Example Three: the Social Security Advisory Committee
Another difficulty could come in Conservatives regarding serving on a Quango as a waste of time. Sometimes it might be. For instance here is a post, at £256.80 a day for two days a month, to serve on the Social Security Advisory Committee. It sounds as though it would suit a lawyer, actuary, economist or policy wonk. Certainly someone willing and able to get stuck into the policy detail on social security and pensions. At present the committee sound like a bunch of Leftists - having worked for Law Centres or the TUC. They send responses to Government consultations complaining about spending cuts. I suppose a member of the committee who actually believed in welfare reform could send Iain Duncan Smith a minority report with useful thoughts on the various matters.
Other examples: the Care Quality Commission, the Covent Garden Market Authority...
With other appointments the power involved is clear. Today is the closing date for applications to be Chairman of the Care Quality Commission, which regulates adult social care.
One for which applications closed last week was Chairman of the Covent Garden Market Authority - £42,000 a year for two days a week. The outgoing Chairman is the Labour peer Baroness Dean (although politics "played no part"....etc). I think an old friend of mine called Toby Baxendale would be a good replacement for Baroness Dean. Mr Baxendale built up a food business which involved him getting up very early in the morning and buying from Smithfield and Billingsgate to supply meat and fish to restaurants. I'm aware that Covent Garden is concerned with fruit and vegetables. However, I suspect his is still more relevant experience than that of Baroness Dean - whose main claim to fame was leading the deeply unpleasant and unsuccessful print union strike which sought to thwart Rupert Murdoch's Wapping Revolution.
Why Conservatives should apply and how they can apply
It is in the public interest for as many high calibre candidates as possible to apply for these appointments. The Left's closed shop should be broken. Perhaps payments for the posts should cease - then many of the union officials who were given them as a kickback for donations to the Labour Party would resign, allowing a bit of a clear out. On the other hand, other Socialists would certainly cling on out of sincere ideological principle.
Certainly readers of Conservative Home should check what is available and apply, or alert acquaintances. Obviously, different vacancies are advertised in different places, but the common port of call, from which my examples above are drawn, is the Cabinet Office website includes a section on Public Appointments. Posts are continously advertised on the site.
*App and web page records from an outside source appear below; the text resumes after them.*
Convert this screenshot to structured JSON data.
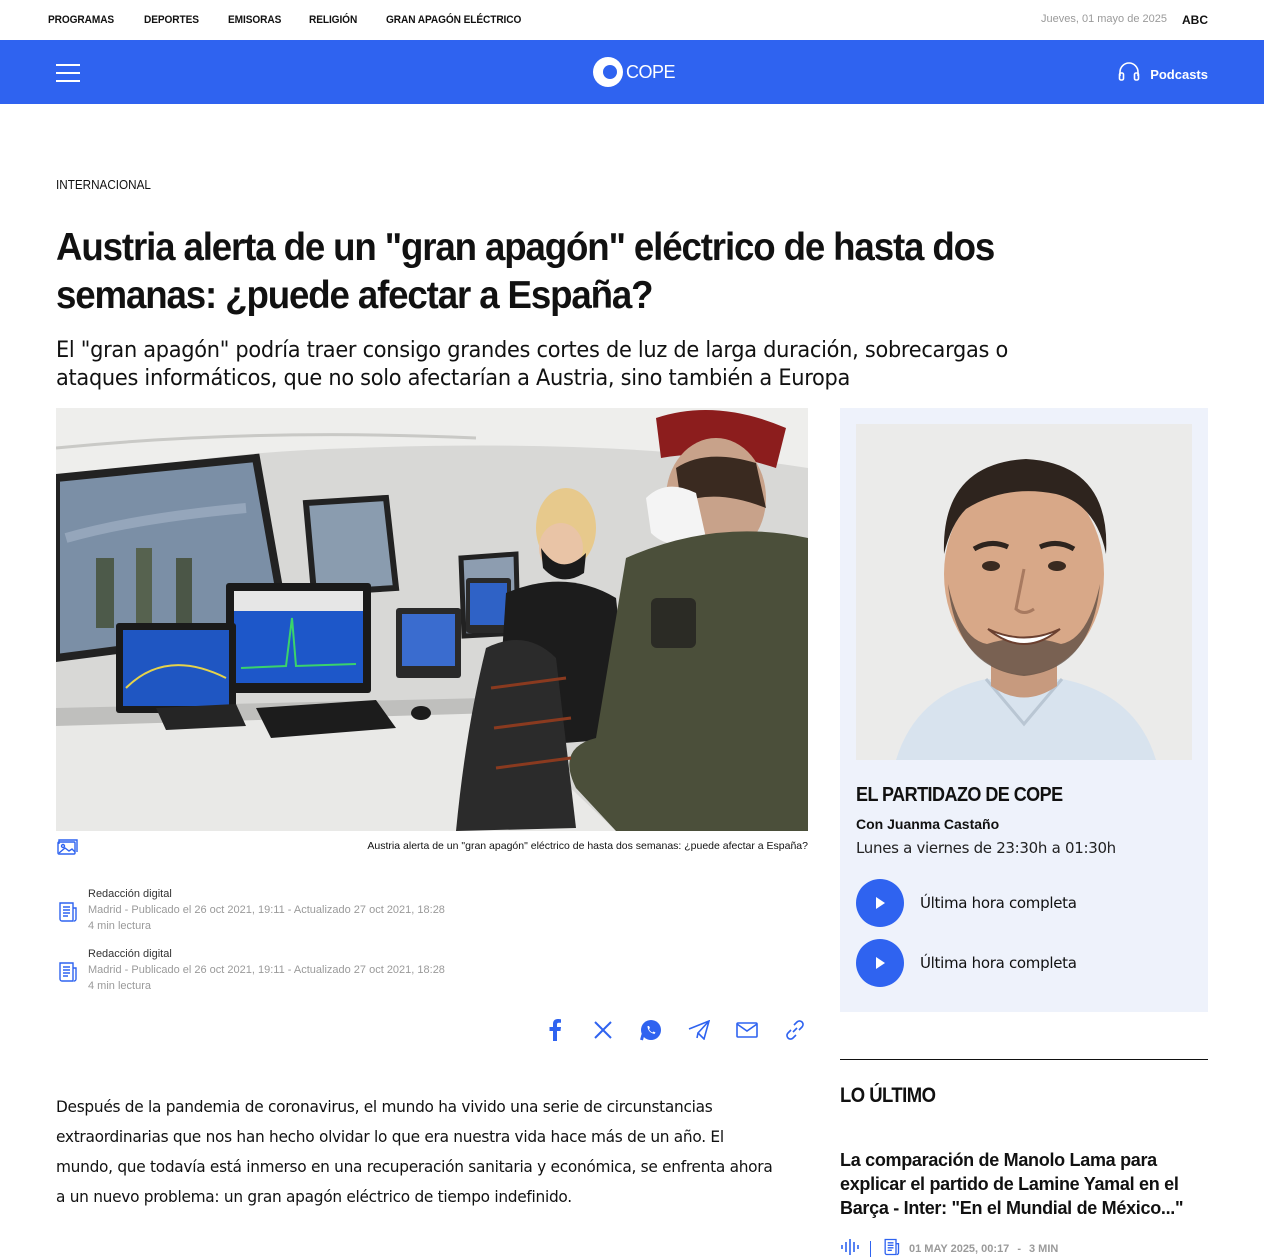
{
  "topnav": {
    "items": [
      "PROGRAMAS",
      "DEPORTES",
      "EMISORAS",
      "RELIGIÓN",
      "GRAN APAGÓN ELÉCTRICO"
    ],
    "date": "Jueves, 01 mayo de 2025",
    "abc": "ABC"
  },
  "header": {
    "logo_text": "COPE",
    "podcasts_label": "Podcasts",
    "brand_color": "#2f63f0"
  },
  "article": {
    "section": "INTERNACIONAL",
    "headline": "Austria alerta de un \"gran apagón\" eléctrico de hasta dos semanas: ¿puede afectar a España?",
    "subheadline": "El \"gran apagón\" podría traer consigo grandes cortes de luz de larga duración, sobrecargas o ataques informáticos, que no solo afectarían a Austria, sino también a Europa",
    "image_caption": "Austria alerta de un \"gran apagón\" eléctrico de hasta dos semanas: ¿puede afectar a España?",
    "bylines": [
      {
        "author": "Redacción digital",
        "meta": "Madrid - Publicado el 26 oct 2021, 19:11 - Actualizado 27 oct 2021, 18:28",
        "reading": "4 min lectura"
      },
      {
        "author": "Redacción digital",
        "meta": "Madrid - Publicado el 26 oct 2021, 19:11 - Actualizado 27 oct 2021, 18:28",
        "reading": "4 min lectura"
      }
    ],
    "share": [
      "facebook-icon",
      "x-icon",
      "whatsapp-icon",
      "telegram-icon",
      "mail-icon",
      "link-icon"
    ],
    "body": "Después de la pandemia de coronavirus, el mundo ha vivido una serie de circunstancias extraordinarias que nos han hecho olvidar lo que era nuestra vida hace más de un año. El mundo, que todavía está inmerso en una recuperación sanitaria y económica, se enfrenta ahora a un nuevo problema: un gran apagón eléctrico de tiempo indefinido."
  },
  "radio": {
    "program": "EL PARTIDAZO DE COPE",
    "host": "Con Juanma Castaño",
    "schedule": "Lunes a viernes de 23:30h a 01:30h",
    "play_items": [
      "Última hora completa",
      "Última hora completa"
    ]
  },
  "latest": {
    "title": "LO ÚLTIMO",
    "item_title": "La comparación de Manolo Lama para explicar el partido de Lamine Yamal en el Barça - Inter: \"En el Mundial de México...\"",
    "item_date": "01 MAY 2025, 00:17",
    "item_dash": "-",
    "item_duration": "3 MIN"
  }
}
Conservatives need a nudge to apply
Conservatives need a nudge. Encouragement to apply and informal explanation as to what the true purpose of the organisation is or should be.
What are Conservative MPs doing to find suitable candidates? What is Lord Strathclyde doing to find suitable Conservative peers for some of the slots? What are the Special Advisors doing? What are the Countryside Alliance, the Taxpayers Alliance and the Institute of Directors doing to alert their membership to these opportunities? What is Grant Shapps doing to ask constituency association chairmen to talent scout amongst the Party's 177,000 members? Is Bob Neill doing the same among Conservative Group leaders regarding our 9,000 local councillors?
The Government, the Conservative Party and the Conservative movement should do more to attract applicants, but the rest of us should give more serious consideration to it as individuals. Because so few Tories are applying, this piece will run on ConservativeHome for the rest of this week so that readers don't miss it. As Sir Humphrey Appleby said:
It takes two to Quango.